The Weight of Waiting is a group piece of seven dancers. This piece displayed a gorgeous flow and technique from the dancers. The beauty of the canons and individual solos was the consistent backbone of this piece. This group also worked with chairs and seeing seven of them, used by seven dancers, was so appealing. The dancers moved the backs of their chairs into a small circle and the group moved from chair to chair smoothly. A favorite moment of mine was when one dancer stood on her chair in center stage and slowly leaned her body into a long lateral T. The movement grew from direct with ease to strong and quick as the piece progressed. Another memorable moment was when the dancers had their chairs in a vertical line and one by one they tip toed slowly and carefully down the line of chairs. It reminded me of walking on clouds while they were lifting their arms freely as they stepped from chair to chair. Hudson’s choreography is inspiring and stunning.
Natalie Boegel’s Verguenza
This was a solo performed by Hannah Soares. Soares performed this solo with such power and grace. There is no doubt that she is a powerful dancer and can quickly change movement quality, as this was a theme in Verguenza. Soares spent most of her time swiping her legs and arms on the floor in various movement phrases, but what remained, whether on her knees or standing, was a motif of her right hand creeping around the back of her head and spoking her elbow towards her left knee sharply. The contrast between the smooth movements and the sharp movements were massive and made this solo stimulating.
This was performed by a group of seven dancers. #NineTen was made up of lovely canons and graceful movements. The dancers’ movements made me think of angels. The dancers were lifted and moved their arms in carved shapes through the air. It was clear that these dancers work well together and dance seamlessly as a group.
Torens Johnson’s In My Head
This is a solo performed by Diedre Dawkins. This was an expansive solo that showcased Dawkins’ lovely technique and power. She performed jumps, penches, and high releases, all while dancing on and around a bench. Dawkins performed Johnson’s choreography with a pleasant smile on her face, which made this solo even more exciting to watch.
Overall, the BIDA 2nd Annual Showcase was a success. I am so thrilled with the performances on both days. The performances showcased the Baltimore dance community in all its similarities and differences. The choreography was emotional, comical, graceful, beautiful and powerful.

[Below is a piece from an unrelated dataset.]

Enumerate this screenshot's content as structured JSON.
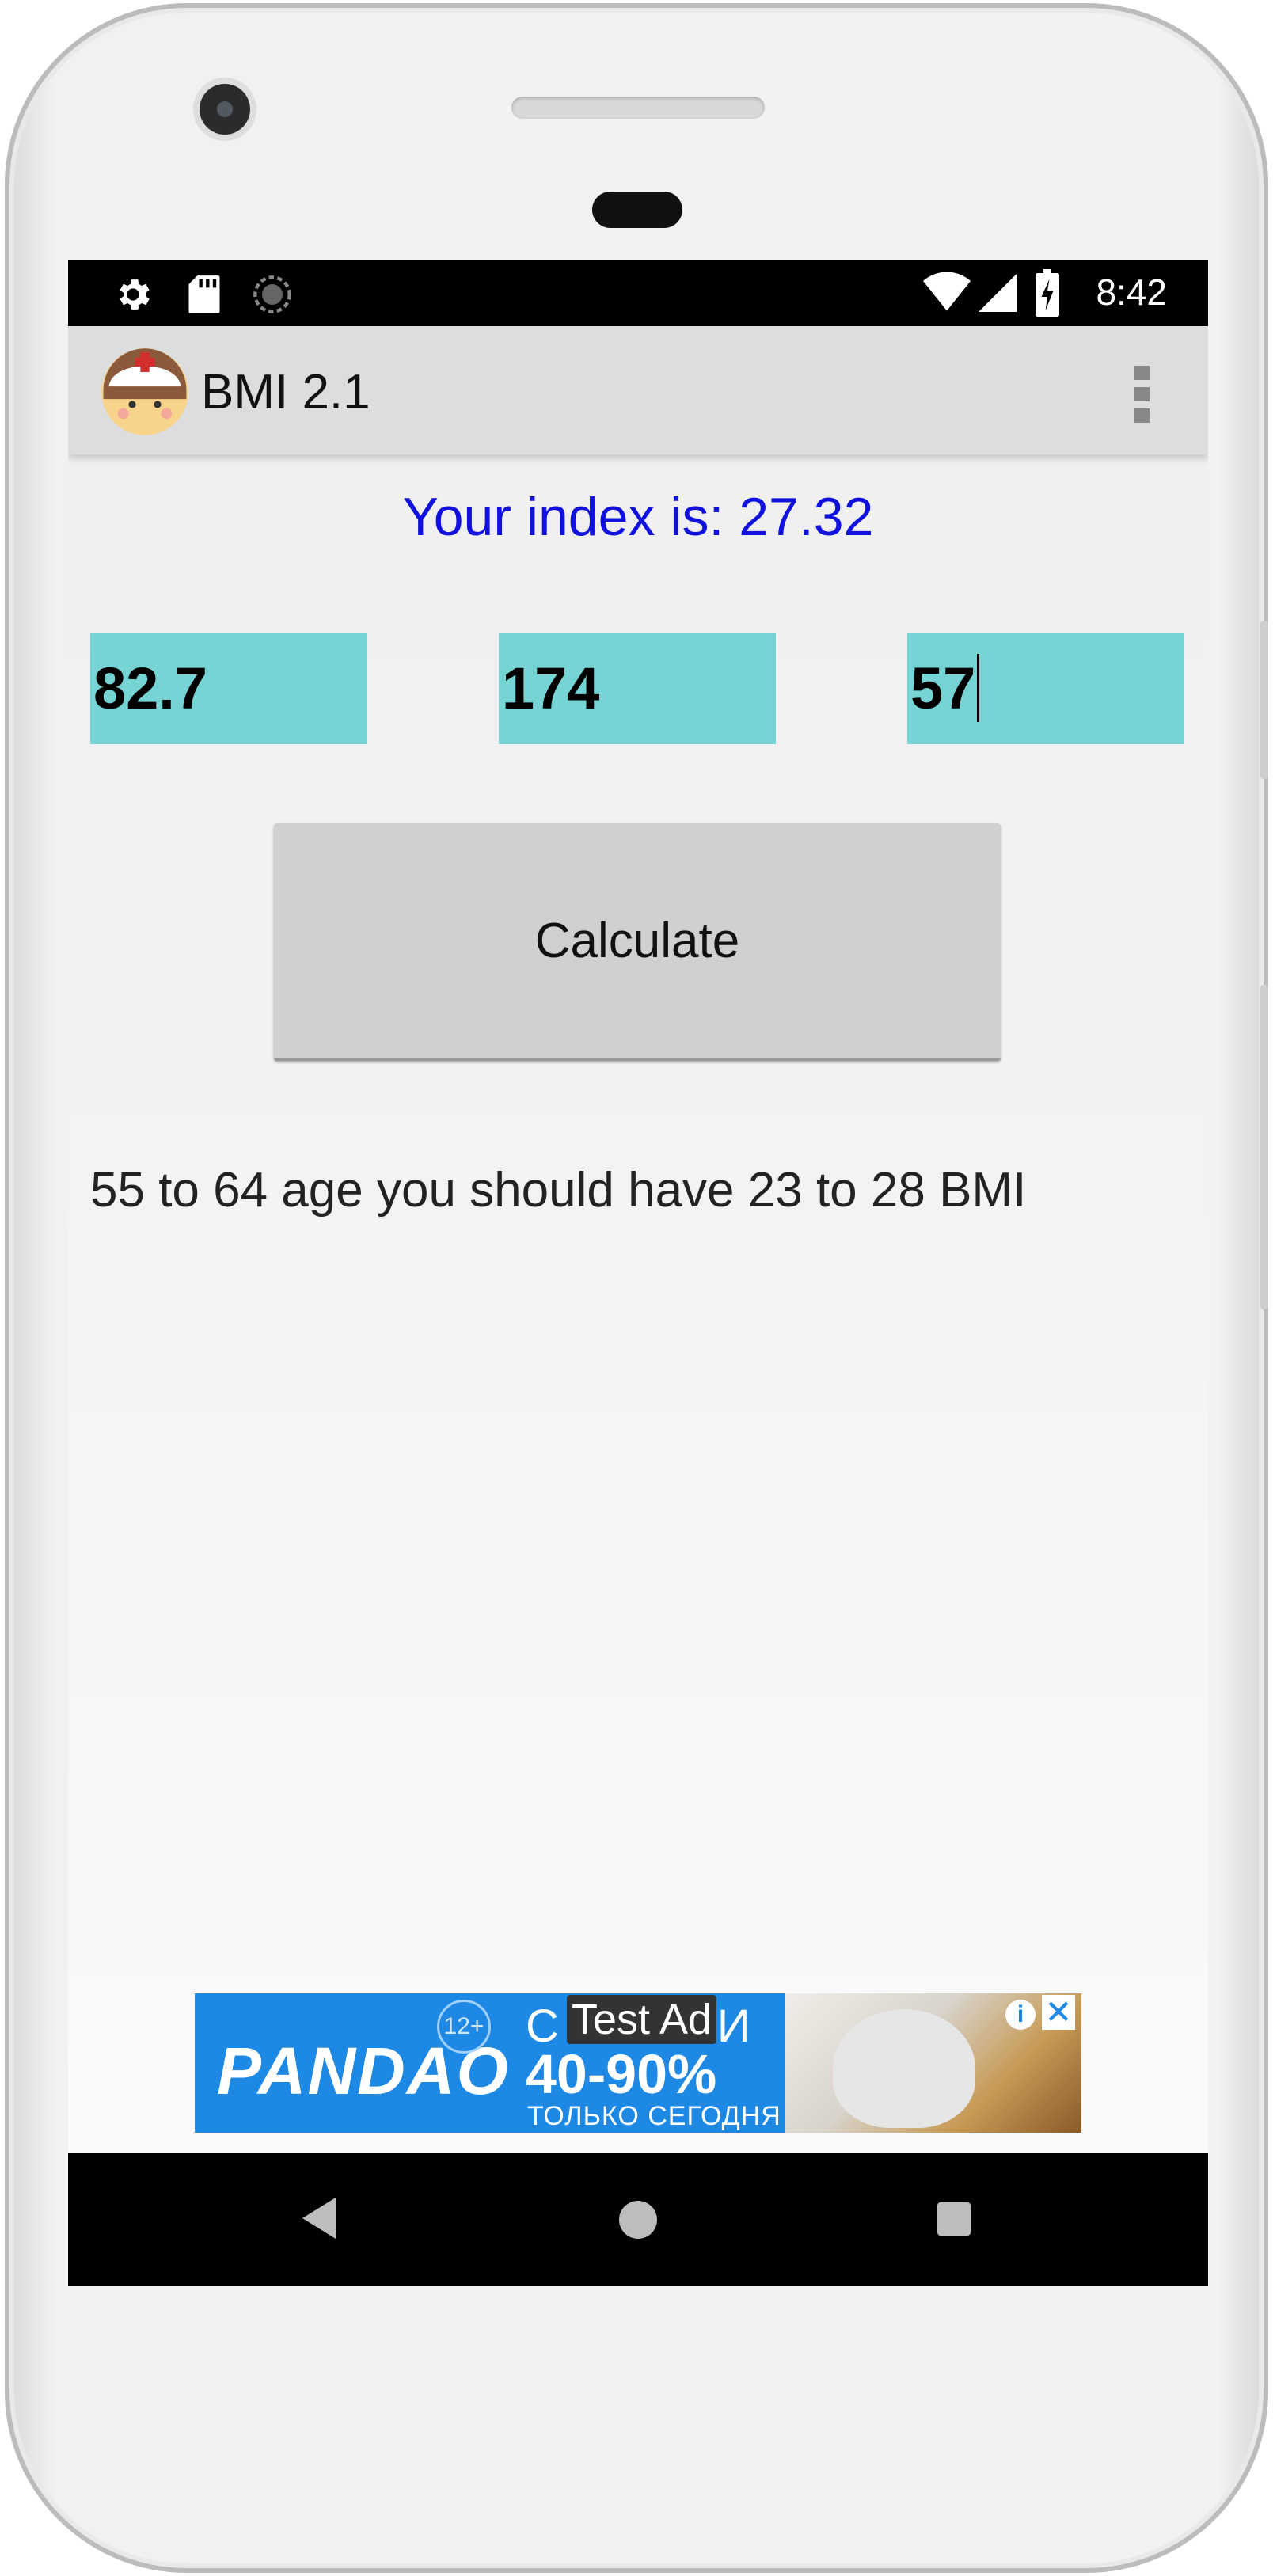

This was such a great opportunity for the audience to see great choreography performed by great dancers. I am definitely looking forward to what the 3rd Annual Showcase will bring.
by Shianne Antoine